:: Excerpted data ::
────────────────

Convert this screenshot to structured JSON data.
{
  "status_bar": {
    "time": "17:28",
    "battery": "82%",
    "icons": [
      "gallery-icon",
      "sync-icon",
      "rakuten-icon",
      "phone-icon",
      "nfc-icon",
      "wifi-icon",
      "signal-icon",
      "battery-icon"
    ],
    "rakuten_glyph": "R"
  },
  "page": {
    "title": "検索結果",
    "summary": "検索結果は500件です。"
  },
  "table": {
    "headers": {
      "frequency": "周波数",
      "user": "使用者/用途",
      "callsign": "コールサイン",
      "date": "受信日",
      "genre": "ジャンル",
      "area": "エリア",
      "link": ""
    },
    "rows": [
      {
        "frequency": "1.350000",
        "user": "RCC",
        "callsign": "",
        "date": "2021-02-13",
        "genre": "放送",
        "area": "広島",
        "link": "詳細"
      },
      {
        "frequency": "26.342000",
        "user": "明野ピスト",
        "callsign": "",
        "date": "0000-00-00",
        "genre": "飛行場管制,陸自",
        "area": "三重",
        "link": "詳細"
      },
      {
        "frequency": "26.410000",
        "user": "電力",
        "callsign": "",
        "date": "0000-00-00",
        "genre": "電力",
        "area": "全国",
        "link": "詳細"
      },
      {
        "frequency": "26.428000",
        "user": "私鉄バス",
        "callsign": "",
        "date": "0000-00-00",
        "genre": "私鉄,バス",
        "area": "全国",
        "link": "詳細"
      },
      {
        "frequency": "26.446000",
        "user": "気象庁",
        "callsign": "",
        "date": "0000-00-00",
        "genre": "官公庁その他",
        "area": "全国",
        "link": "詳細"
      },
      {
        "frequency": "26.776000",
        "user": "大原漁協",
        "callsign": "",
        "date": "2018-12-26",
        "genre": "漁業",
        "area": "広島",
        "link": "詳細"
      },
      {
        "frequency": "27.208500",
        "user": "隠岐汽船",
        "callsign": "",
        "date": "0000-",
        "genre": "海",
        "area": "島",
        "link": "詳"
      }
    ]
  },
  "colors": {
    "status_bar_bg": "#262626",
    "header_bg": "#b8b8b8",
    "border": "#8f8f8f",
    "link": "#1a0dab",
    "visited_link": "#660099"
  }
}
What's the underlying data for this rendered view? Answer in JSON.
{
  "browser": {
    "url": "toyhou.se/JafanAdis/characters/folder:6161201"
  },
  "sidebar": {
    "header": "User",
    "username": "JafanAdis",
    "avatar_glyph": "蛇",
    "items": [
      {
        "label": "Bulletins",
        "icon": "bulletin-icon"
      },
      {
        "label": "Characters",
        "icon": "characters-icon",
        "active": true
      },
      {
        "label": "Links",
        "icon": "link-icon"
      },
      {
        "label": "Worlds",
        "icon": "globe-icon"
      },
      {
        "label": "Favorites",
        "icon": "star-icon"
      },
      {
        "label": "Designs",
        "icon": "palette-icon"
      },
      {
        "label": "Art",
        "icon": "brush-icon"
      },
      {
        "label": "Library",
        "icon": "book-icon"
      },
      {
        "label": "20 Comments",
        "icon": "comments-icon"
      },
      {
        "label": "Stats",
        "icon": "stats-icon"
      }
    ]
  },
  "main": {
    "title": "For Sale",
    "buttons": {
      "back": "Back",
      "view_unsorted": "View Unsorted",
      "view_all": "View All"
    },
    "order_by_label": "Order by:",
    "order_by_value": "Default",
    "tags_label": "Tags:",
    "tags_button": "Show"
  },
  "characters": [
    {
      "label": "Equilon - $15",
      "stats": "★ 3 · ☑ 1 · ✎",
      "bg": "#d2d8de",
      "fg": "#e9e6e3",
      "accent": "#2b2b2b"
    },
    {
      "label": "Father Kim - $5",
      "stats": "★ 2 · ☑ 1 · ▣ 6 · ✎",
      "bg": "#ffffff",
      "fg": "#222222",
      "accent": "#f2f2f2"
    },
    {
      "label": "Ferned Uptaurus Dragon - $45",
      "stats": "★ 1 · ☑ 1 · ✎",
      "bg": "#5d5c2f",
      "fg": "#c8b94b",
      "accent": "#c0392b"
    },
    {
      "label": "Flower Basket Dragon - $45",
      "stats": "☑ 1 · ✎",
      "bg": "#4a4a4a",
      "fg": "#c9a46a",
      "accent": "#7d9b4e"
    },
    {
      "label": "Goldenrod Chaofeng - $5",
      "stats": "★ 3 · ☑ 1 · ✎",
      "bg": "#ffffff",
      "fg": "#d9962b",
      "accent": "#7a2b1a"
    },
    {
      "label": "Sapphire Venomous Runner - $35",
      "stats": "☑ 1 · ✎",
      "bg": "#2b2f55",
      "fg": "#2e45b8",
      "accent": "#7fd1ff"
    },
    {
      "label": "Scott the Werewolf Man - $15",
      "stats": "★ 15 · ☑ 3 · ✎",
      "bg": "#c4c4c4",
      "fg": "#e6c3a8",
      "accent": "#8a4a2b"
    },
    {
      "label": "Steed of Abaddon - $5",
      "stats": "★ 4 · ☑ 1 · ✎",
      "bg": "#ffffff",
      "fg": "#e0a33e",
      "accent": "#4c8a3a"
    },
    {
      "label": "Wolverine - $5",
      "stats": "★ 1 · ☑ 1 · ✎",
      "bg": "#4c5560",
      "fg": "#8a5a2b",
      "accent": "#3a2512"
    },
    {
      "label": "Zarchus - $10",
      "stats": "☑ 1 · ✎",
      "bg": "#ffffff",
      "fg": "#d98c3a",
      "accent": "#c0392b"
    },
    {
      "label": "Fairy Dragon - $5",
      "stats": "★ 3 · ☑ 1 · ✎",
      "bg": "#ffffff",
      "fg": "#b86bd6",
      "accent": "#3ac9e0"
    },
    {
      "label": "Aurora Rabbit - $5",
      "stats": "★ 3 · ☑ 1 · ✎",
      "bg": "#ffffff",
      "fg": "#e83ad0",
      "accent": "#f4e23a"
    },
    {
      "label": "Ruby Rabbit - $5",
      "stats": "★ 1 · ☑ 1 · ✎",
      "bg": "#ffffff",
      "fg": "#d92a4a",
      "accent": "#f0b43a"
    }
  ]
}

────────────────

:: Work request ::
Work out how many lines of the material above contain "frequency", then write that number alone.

:: Problem solution ::
8